CQC: check hospitals in England and their quality of care

CQC: check clinics in England and their quality of care

Doctors and surgeons

Only registered doctors can perform cosmetic surgery in England.

You should check if someone is a registered doctor or surgeon on the General Medical Council online register.

Some surgeons have a cosmetic surgery certificate from the Royal College of Surgeons (RCS). This means they've taken an exam, been assessed and they meet an agreed national standard.

The RCS has a list of certified cosmetic surgeons.

Some surgeons are also members of professional associations, which make sure they have the relevant qualifications, experience and insurance to perform particular types of surgery.

For example:

Cosmetic dental treatment

If you're having cosmetic dental treatment, look for a dental professional registered with the General Dental Council (GDC).

There are rules in the UK about who can perform dental treatments. The GDC publishes guidance about this.

Non-surgical procedures and other professionals

You can check if other professionals offering cosmetic procedures are on a voluntary register accredited by the Professional Standards Authority (PSA).

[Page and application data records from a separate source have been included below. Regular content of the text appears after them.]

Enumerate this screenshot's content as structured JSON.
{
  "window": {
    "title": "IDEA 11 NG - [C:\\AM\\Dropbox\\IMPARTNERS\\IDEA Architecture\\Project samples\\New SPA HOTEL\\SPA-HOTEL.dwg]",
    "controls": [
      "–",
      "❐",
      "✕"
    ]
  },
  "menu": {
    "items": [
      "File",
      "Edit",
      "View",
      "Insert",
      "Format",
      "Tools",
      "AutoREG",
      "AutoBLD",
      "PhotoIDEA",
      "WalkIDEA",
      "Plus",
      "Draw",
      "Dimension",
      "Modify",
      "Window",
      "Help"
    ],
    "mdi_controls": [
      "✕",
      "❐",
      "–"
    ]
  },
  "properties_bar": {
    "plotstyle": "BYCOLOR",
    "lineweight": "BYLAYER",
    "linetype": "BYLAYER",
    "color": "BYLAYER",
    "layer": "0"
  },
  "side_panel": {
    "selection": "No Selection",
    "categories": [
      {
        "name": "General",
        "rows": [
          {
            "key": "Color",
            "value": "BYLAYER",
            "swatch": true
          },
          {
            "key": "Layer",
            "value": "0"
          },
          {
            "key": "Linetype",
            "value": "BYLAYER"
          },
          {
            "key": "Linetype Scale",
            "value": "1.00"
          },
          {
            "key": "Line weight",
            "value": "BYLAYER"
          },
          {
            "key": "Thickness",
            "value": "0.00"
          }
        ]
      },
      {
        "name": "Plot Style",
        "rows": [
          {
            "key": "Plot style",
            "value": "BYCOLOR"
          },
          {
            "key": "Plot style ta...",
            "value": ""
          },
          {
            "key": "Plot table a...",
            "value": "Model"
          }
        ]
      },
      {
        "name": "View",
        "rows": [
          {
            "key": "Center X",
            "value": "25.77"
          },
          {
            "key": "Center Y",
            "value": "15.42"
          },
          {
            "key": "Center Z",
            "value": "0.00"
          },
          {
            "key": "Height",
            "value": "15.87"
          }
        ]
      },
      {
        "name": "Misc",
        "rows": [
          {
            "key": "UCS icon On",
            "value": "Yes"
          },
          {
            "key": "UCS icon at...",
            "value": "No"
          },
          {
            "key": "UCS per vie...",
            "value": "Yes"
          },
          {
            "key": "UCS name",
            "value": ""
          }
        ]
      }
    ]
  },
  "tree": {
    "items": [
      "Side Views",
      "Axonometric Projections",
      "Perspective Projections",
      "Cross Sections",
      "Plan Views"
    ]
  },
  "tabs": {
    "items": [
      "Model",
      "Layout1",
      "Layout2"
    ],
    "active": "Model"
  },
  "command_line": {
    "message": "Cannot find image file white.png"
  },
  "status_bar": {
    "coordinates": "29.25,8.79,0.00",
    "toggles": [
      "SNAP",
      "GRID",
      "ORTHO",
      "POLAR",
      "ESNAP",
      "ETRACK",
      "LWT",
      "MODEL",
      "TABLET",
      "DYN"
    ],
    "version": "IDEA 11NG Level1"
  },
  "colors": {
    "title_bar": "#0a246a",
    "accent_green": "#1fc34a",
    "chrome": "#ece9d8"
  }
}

These registers show that practitioners meet set standards of training, insurance and skill:

Independent professional associations set standards of competence, training and insurance for their members. They include:

You can search for a practitioner on their website.

Advice on Botox

Botulinum toxin injections, such as Botox® or Dysport®, are prescription-only medicines.

They can only be prescribed after a consultation between you and a healthcare professional, such as a doctor or nurse.

The person giving the injections does not have to be the same person who gave you the prescription.

But the prescriber must ensure that the person giving you the injections is trained and safe to do so.

Make sure you know:

  • who the prescriber is
  • who'll be giving the actual treatment
  • what training and experience they have
  • what the insurance arrangements are

Read more about Botox

Advice on dermal fillers

Dermal fillers are used for a range of purposes, including lip fillers, and do not always need a prescription.

As there are a lot of different versions available, make sure you ask the practitioner:

  • the name of the product that will be used
  • where the product came from
  • what qualifications, training and experience they have

Avoid practitioners who've only completed a short training course in your chosen procedure. This is because complications of dermal fillers can be serious, including infection, nerve damage and blindness.

Read more about dermal fillers

Page last reviewed: 24 August 2020
Next review due: 24 August 2023